Matthew talks of Gentiles at the start of the Bible, people from ‘off the page’, finding and worshipping Christ, not to mention drawing attention to the Gentile blood that was in Jesus lineage with Ruth and Boaz.

..Not what a Gospel to the Jews would major on? Or perhaps it majors on these points as a head on challenge to the ideas that were too come re.jewish rituals like circumcision.

Luke on the other hand is all about people who believe they are written off being included, the shepherds unqualified and probably illiterate (which is why Jesus calling himself a shepherd later on is so culturally subversive), in fact even in the shepherding world the dud shift was the night shift, how much talent do you need to look after an asleep sheep.

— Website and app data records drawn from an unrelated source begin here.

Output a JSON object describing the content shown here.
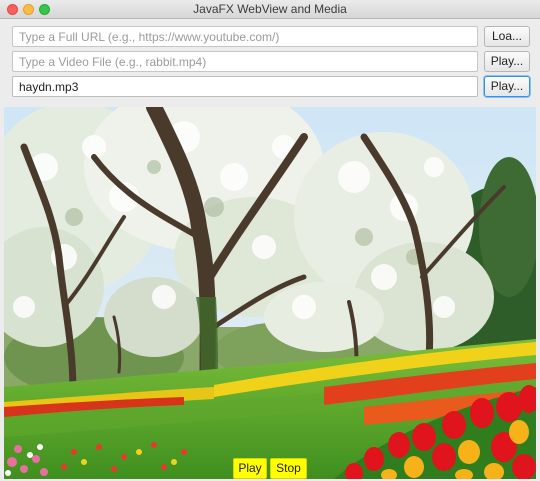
{
  "window": {
    "title": "JavaFX WebView and Media"
  },
  "url_row": {
    "placeholder": "Type a Full URL (e.g., https://www.youtube.com/)",
    "value": "",
    "button_label": "Loa..."
  },
  "video_row": {
    "placeholder": "Type a Video File (e.g., rabbit.mp4)",
    "value": "",
    "button_label": "Play..."
  },
  "audio_row": {
    "placeholder": "",
    "value": "haydn.mp3",
    "button_label": "Play..."
  },
  "media_view": {
    "content": "spring garden with flowering trees and tulips"
  },
  "media_controls": {
    "play_label": "Play",
    "stop_label": "Stop",
    "button_color": "#ffff00"
  }
}
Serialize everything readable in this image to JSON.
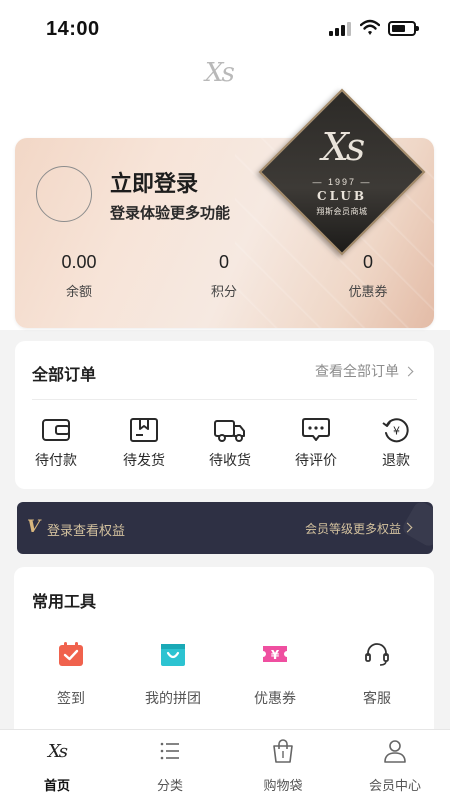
{
  "status_bar": {
    "time": "14:00"
  },
  "header": {
    "logo_text": "Xs"
  },
  "member_card": {
    "title": "立即登录",
    "subtitle": "登录体验更多功能",
    "stats": [
      {
        "value": "0.00",
        "label": "余额"
      },
      {
        "value": "0",
        "label": "积分"
      },
      {
        "value": "0",
        "label": "优惠券"
      }
    ],
    "badge": {
      "logo": "Xs",
      "year": "— 1997 —",
      "club": "CLUB",
      "name": "翔斯会员商城"
    }
  },
  "orders": {
    "title": "全部订单",
    "view_all": "查看全部订单",
    "items": [
      {
        "label": "待付款",
        "icon": "wallet-icon"
      },
      {
        "label": "待发货",
        "icon": "package-icon"
      },
      {
        "label": "待收货",
        "icon": "truck-icon"
      },
      {
        "label": "待评价",
        "icon": "comment-icon"
      },
      {
        "label": "退款",
        "icon": "refund-icon"
      }
    ]
  },
  "vip": {
    "left_text": "登录查看权益",
    "right_text": "会员等级更多权益",
    "accent": "#d3c19e",
    "background": "#2e3044"
  },
  "tools": {
    "title": "常用工具",
    "items": [
      {
        "label": "签到",
        "icon": "calendar-check-icon",
        "color": "#f0624d"
      },
      {
        "label": "我的拼团",
        "icon": "group-bag-icon",
        "color": "#2cc3d1"
      },
      {
        "label": "优惠券",
        "icon": "coupon-icon",
        "color": "#ef4fa0"
      },
      {
        "label": "客服",
        "icon": "headset-icon",
        "color": "#333333"
      }
    ]
  },
  "tab_bar": {
    "items": [
      {
        "label": "首页",
        "icon": "home-xs-icon",
        "active": true
      },
      {
        "label": "分类",
        "icon": "list-icon",
        "active": false
      },
      {
        "label": "购物袋",
        "icon": "shopping-bag-icon",
        "active": false
      },
      {
        "label": "会员中心",
        "icon": "user-icon",
        "active": false
      }
    ]
  }
}
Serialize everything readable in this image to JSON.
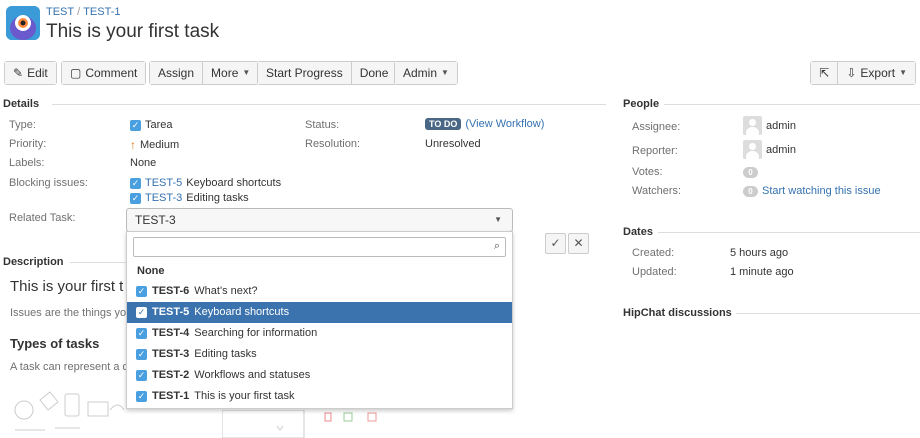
{
  "breadcrumb": {
    "project": "TEST",
    "sep": "/",
    "issue": "TEST-1"
  },
  "title": "This is your first task",
  "toolbar": {
    "edit": "Edit",
    "comment": "Comment",
    "assign": "Assign",
    "more": "More",
    "start_progress": "Start Progress",
    "done": "Done",
    "admin": "Admin",
    "export": "Export"
  },
  "details": {
    "heading": "Details",
    "type_label": "Type:",
    "type_value": "Tarea",
    "priority_label": "Priority:",
    "priority_value": "Medium",
    "labels_label": "Labels:",
    "labels_value": "None",
    "blocking_label": "Blocking issues:",
    "blocking": [
      {
        "key": "TEST-5",
        "summary": "Keyboard shortcuts"
      },
      {
        "key": "TEST-3",
        "summary": "Editing tasks"
      }
    ],
    "related_label": "Related Task:",
    "status_label": "Status:",
    "status_value": "TO DO",
    "view_workflow": "(View Workflow)",
    "resolution_label": "Resolution:",
    "resolution_value": "Unresolved"
  },
  "related_select": {
    "selected": "TEST-3",
    "search_value": "",
    "none_label": "None",
    "options": [
      {
        "key": "TEST-6",
        "summary": "What's next?",
        "active": false
      },
      {
        "key": "TEST-5",
        "summary": "Keyboard shortcuts",
        "active": true
      },
      {
        "key": "TEST-4",
        "summary": "Searching for information",
        "active": false
      },
      {
        "key": "TEST-3",
        "summary": "Editing tasks",
        "active": false
      },
      {
        "key": "TEST-2",
        "summary": "Workflows and statuses",
        "active": false
      },
      {
        "key": "TEST-1",
        "summary": "This is your first task",
        "active": false
      }
    ]
  },
  "description": {
    "heading": "Description",
    "title": "This is your first t",
    "text": "Issues are the things yo",
    "types_heading": "Types of tasks",
    "types_text": "A task can represent a d"
  },
  "people": {
    "heading": "People",
    "assignee_label": "Assignee:",
    "assignee": "admin",
    "reporter_label": "Reporter:",
    "reporter": "admin",
    "votes_label": "Votes:",
    "votes": "0",
    "watchers_label": "Watchers:",
    "watchers": "0",
    "start_watching": "Start watching this issue"
  },
  "dates": {
    "heading": "Dates",
    "created_label": "Created:",
    "created": "5 hours ago",
    "updated_label": "Updated:",
    "updated": "1 minute ago"
  },
  "hipchat": {
    "heading": "HipChat discussions"
  },
  "colors": {
    "link": "#3572b0",
    "active_row": "#3b73af",
    "lozenge": "#4a6785",
    "checkbox": "#4a9fe0"
  }
}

Yet both are messages of inclusion, come from where-ever you are and encounter the King and Saviour.

Whoever you are, no one is too grand, intellectual or far away nor is anyone written off by being marginalised or disenfranchized kneeling before the King of Kings everyone was equal and everyone is equal.

I then began to think about the wisemen and the star.

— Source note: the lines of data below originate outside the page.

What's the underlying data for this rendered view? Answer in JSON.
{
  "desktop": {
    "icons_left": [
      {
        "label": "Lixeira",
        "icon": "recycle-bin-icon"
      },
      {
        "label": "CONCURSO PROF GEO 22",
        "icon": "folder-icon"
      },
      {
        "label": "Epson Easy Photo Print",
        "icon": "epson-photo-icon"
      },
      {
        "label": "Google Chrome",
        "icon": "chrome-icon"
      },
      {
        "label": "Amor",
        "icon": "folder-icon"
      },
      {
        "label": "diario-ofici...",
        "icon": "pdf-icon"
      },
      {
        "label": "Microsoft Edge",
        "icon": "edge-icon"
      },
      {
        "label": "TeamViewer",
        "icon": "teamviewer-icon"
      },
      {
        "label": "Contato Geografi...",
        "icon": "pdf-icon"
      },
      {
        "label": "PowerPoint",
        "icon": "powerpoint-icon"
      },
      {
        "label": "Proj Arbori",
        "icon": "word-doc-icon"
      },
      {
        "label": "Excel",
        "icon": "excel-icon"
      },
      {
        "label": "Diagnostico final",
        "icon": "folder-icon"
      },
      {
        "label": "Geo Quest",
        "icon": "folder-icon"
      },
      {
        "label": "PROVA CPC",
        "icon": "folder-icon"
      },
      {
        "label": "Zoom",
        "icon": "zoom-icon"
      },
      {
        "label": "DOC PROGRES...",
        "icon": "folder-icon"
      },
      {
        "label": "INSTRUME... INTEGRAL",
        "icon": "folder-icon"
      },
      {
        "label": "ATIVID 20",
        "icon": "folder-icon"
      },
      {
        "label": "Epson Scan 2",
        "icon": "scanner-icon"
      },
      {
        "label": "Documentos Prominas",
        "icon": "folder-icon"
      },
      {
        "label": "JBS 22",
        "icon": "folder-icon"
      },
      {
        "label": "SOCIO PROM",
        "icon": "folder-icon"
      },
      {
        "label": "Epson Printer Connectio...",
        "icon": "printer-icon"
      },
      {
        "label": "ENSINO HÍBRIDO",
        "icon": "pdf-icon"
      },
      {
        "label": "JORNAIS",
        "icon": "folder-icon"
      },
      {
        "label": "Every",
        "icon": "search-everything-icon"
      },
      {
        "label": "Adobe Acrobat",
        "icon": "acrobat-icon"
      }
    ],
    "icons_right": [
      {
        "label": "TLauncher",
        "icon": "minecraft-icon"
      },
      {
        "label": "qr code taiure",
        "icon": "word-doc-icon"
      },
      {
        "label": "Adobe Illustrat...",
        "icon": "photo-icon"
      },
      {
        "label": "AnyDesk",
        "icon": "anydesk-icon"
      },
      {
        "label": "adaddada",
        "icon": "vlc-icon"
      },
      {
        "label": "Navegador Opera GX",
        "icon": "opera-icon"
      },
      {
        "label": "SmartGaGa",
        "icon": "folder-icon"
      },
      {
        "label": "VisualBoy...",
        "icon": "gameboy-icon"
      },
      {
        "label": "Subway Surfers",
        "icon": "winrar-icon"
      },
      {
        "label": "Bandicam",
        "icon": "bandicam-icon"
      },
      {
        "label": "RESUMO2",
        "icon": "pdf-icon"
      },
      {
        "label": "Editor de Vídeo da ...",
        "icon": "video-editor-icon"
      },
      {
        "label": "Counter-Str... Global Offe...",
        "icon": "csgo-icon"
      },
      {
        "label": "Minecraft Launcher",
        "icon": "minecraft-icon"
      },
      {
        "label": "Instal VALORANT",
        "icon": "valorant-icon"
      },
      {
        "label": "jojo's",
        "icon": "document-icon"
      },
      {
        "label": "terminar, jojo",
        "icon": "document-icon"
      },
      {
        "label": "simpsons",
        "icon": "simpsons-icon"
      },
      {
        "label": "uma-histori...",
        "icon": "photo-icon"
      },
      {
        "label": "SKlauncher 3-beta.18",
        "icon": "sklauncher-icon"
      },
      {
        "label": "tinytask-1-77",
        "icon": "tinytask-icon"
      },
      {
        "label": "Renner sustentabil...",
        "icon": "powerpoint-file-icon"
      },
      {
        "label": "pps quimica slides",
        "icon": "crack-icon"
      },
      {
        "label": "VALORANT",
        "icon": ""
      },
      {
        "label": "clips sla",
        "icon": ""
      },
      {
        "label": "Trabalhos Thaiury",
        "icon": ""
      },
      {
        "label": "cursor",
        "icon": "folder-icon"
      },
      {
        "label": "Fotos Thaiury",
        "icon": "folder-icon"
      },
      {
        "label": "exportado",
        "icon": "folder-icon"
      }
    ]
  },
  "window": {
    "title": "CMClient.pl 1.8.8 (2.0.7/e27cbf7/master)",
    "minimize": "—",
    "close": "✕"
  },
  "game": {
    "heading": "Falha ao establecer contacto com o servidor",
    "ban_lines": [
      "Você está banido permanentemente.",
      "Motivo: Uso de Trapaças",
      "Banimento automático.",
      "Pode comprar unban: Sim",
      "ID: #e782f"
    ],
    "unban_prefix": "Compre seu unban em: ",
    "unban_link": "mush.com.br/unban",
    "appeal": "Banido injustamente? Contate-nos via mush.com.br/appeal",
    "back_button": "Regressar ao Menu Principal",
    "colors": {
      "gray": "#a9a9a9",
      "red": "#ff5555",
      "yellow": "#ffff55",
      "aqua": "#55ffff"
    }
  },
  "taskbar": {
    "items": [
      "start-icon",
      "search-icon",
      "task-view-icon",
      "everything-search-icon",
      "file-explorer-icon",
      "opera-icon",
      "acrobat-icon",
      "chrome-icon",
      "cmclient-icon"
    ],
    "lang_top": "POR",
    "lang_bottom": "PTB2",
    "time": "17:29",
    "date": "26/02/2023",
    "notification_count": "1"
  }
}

They didn’t just appreciate and enjoy the star… They followed it.

In 2016 are we going to be people who grab the opportunity with both hands or be spectators from the sidelines.

They didn’t follow the star for a bit and then get distracted by a beautiful sunset or lovely waterfall…

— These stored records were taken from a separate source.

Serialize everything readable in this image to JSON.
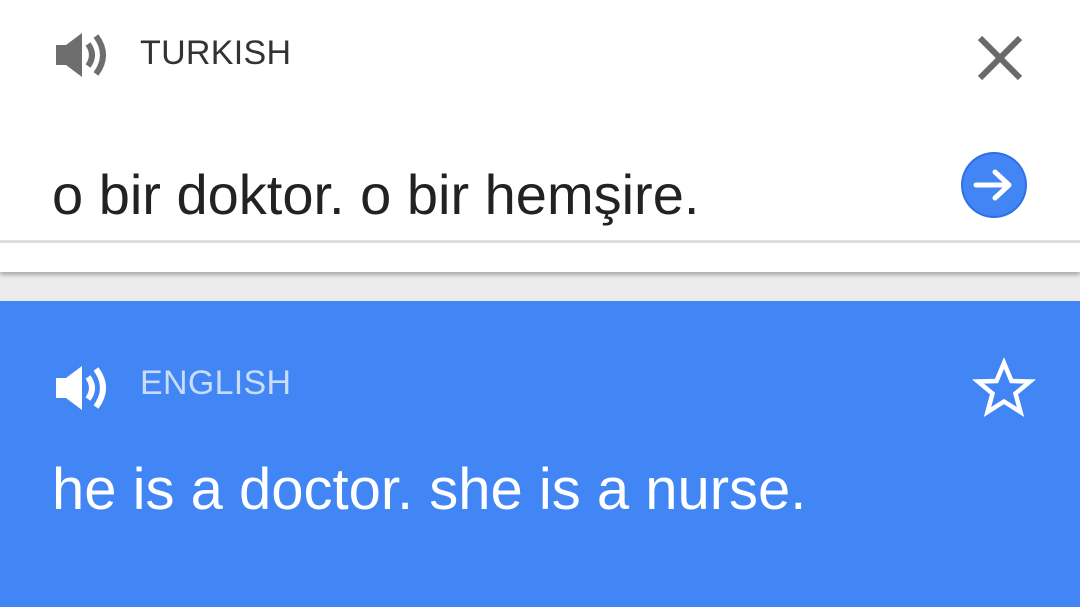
{
  "source": {
    "language": "TURKISH",
    "text": "o bir doktor. o bir hemşire.",
    "speaker_icon": "speaker-icon",
    "close_icon": "close-icon",
    "translate_icon": "arrow-right-circle-icon"
  },
  "result": {
    "language": "ENGLISH",
    "text": "he is a doctor. she is a nurse.",
    "speaker_icon": "speaker-icon",
    "star_icon": "star-outline-icon"
  },
  "colors": {
    "result_background": "#4285f4",
    "source_background": "#ffffff",
    "accent_button": "#4285f4",
    "page_gap": "#ececec"
  }
}
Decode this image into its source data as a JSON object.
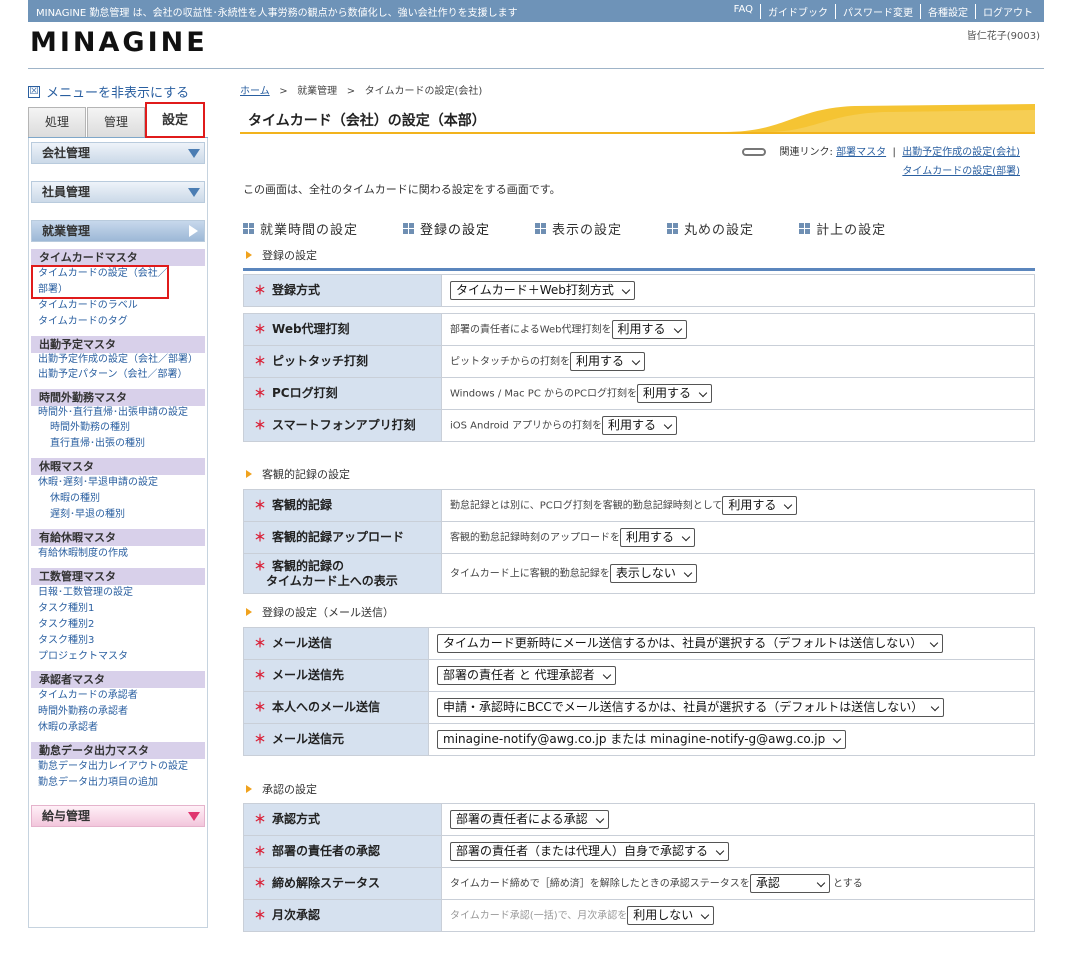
{
  "topbar": {
    "tagline": "MINAGINE 勤怠管理 は、会社の収益性･永続性を人事労務の観点から数値化し、強い会社作りを支援します",
    "links": [
      "FAQ",
      "ガイドブック",
      "パスワード変更",
      "各種設定",
      "ログアウト"
    ]
  },
  "logo": "MINAGINE",
  "user_name": "皆仁花子(9003)",
  "sidebar": {
    "hide_menu_icon": "☒",
    "hide_menu_label": "メニューを非表示にする",
    "tabs": [
      "処理",
      "管理",
      "設定"
    ],
    "heads": {
      "company": "会社管理",
      "employee": "社員管理",
      "attendance": "就業管理",
      "salary": "給与管理"
    },
    "groups": [
      {
        "title": "タイムカードマスタ",
        "links": [
          "タイムカードの設定（会社／部署）",
          "タイムカードのラベル",
          "タイムカードのタグ"
        ]
      },
      {
        "title": "出勤予定マスタ",
        "links": [
          "出勤予定作成の設定（会社／部署）",
          "出勤予定パターン（会社／部署）"
        ]
      },
      {
        "title": "時間外勤務マスタ",
        "links": [
          "時間外･直行直帰･出張申請の設定",
          "時間外勤務の種別",
          "直行直帰･出張の種別"
        ]
      },
      {
        "title": "休暇マスタ",
        "links": [
          "休暇･遅刻･早退申請の設定",
          "休暇の種別",
          "遅刻･早退の種別"
        ]
      },
      {
        "title": "有給休暇マスタ",
        "links": [
          "有給休暇制度の作成"
        ]
      },
      {
        "title": "工数管理マスタ",
        "links": [
          "日報･工数管理の設定",
          "タスク種別1",
          "タスク種別2",
          "タスク種別3",
          "プロジェクトマスタ"
        ]
      },
      {
        "title": "承認者マスタ",
        "links": [
          "タイムカードの承認者",
          "時間外勤務の承認者",
          "休暇の承認者"
        ]
      },
      {
        "title": "勤怠データ出力マスタ",
        "links": [
          "勤怠データ出力レイアウトの設定",
          "勤怠データ出力項目の追加"
        ]
      }
    ]
  },
  "breadcrumb": {
    "home": "ホーム",
    "sep": ">",
    "parent": "就業管理",
    "current": "タイムカードの設定(会社)"
  },
  "page_title": "タイムカード（会社）の設定（本部）",
  "related": {
    "label": "関連リンク:",
    "links": [
      "部署マスタ",
      "出勤予定作成の設定(会社)",
      "タイムカードの設定(部署)"
    ],
    "sep": "|"
  },
  "description": "この画面は、全社のタイムカードに関わる設定をする画面です。",
  "section_nav": [
    "就業時間の設定",
    "登録の設定",
    "表示の設定",
    "丸めの設定",
    "計上の設定"
  ],
  "required_mark": "＊",
  "sections": {
    "registration": {
      "title": "登録の設定",
      "method": {
        "label": "登録方式",
        "value": "タイムカード＋Web打刻方式"
      },
      "rows": [
        {
          "label": "Web代理打刻",
          "text": "部署の責任者によるWeb代理打刻を",
          "value": "利用する"
        },
        {
          "label": "ピットタッチ打刻",
          "text": "ピットタッチからの打刻を",
          "value": "利用する"
        },
        {
          "label": "PCログ打刻",
          "text": "Windows / Mac PC からのPCログ打刻を",
          "value": "利用する"
        },
        {
          "label": "スマートフォンアプリ打刻",
          "text": "iOS Android アプリからの打刻を",
          "value": "利用する"
        }
      ]
    },
    "objective": {
      "title": "客観的記録の設定",
      "rows": [
        {
          "label": "客観的記録",
          "text": "勤怠記録とは別に、PCログ打刻を客観的勤怠記録時刻として",
          "value": "利用する"
        },
        {
          "label": "客観的記録アップロード",
          "text": "客観的勤怠記録時刻のアップロードを",
          "value": "利用する"
        },
        {
          "label_line1": "客観的記録の",
          "label_line2": "タイムカード上への表示",
          "text": "タイムカード上に客観的勤怠記録を",
          "value": "表示しない"
        }
      ]
    },
    "mail": {
      "title": "登録の設定（メール送信）",
      "rows": [
        {
          "label": "メール送信",
          "value": "タイムカード更新時にメール送信するかは、社員が選択する（デフォルトは送信しない）"
        },
        {
          "label": "メール送信先",
          "value": "部署の責任者 と 代理承認者"
        },
        {
          "label": "本人へのメール送信",
          "value": "申請・承認時にBCCでメール送信するかは、社員が選択する（デフォルトは送信しない）"
        },
        {
          "label": "メール送信元",
          "value": "minagine-notify@awg.co.jp または minagine-notify-g@awg.co.jp"
        }
      ]
    },
    "approval": {
      "title": "承認の設定",
      "rows": [
        {
          "label": "承認方式",
          "value": "部署の責任者による承認"
        },
        {
          "label": "部署の責任者の承認",
          "value": "部署の責任者（または代理人）自身で承認する"
        },
        {
          "label": "締め解除ステータス",
          "text": "タイムカード締めで［締め済］を解除したときの承認ステータスを",
          "value": "承認",
          "suffix": "とする"
        },
        {
          "label": "月次承認",
          "text": "タイムカード承認(一括)で、月次承認を",
          "value": "利用しない"
        }
      ]
    }
  }
}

One of the greatest problems in the Church (and in myself too) is distraction, so often we start with a noble and good calling, but we end up getting caught up with a million nice ideas and we never fulfill and complete what God has called us to do.

I once heard the advice, ‘keep going till I tell you to stop’, do we quit before the miracles kick in, especially when the deserts dusty and our camel is getting stroppy.

Yet the journey ended in Bethlehem, when the wise men took their eyes off the star, a bit like Peter took his eyes of Jesus when he walked on water and began to sink, and they used their own logic and world view that they ended up going to Herod and it all went wrong.

I think we think God’s plan must look a certain way, especially if it involves mission or church, but often we are simply trying to impose our baggage on God’s plan, a bit like David in Saul’s Armour.

A thought to finish with; a challenge to see and seize the moment in 2016, let us follow faithfully not turning to the left or the right and to finish faithfully where God has led us and to see what God has brought to birth happen in God’s time, in God’s way…

Let’s hold it lightly but faithfully.

But you might be reading all of this and think, God can’t use me, I’m no good…

but let me return to the shepherd, written off people who not only were the first to see Christ, but also the first evangelists, they told everyone what they had seen and heard and glorified God. God was glorified through them.

The question has never been “Can God use me?” but rather “Will we let him?”

And finally the last words in Luke’s narrative is about Mary treasuring all these things in her heart… God can and does and has used us, and will use us again if we let him.

Lets 2016, be a year when we say to God let us grab the moment and follow you faithfully and do everything your way, not my way or the way I think it should be done.

Two words that I think ought to sum up our response to 2016 are these “Obedience”& “Surrender”.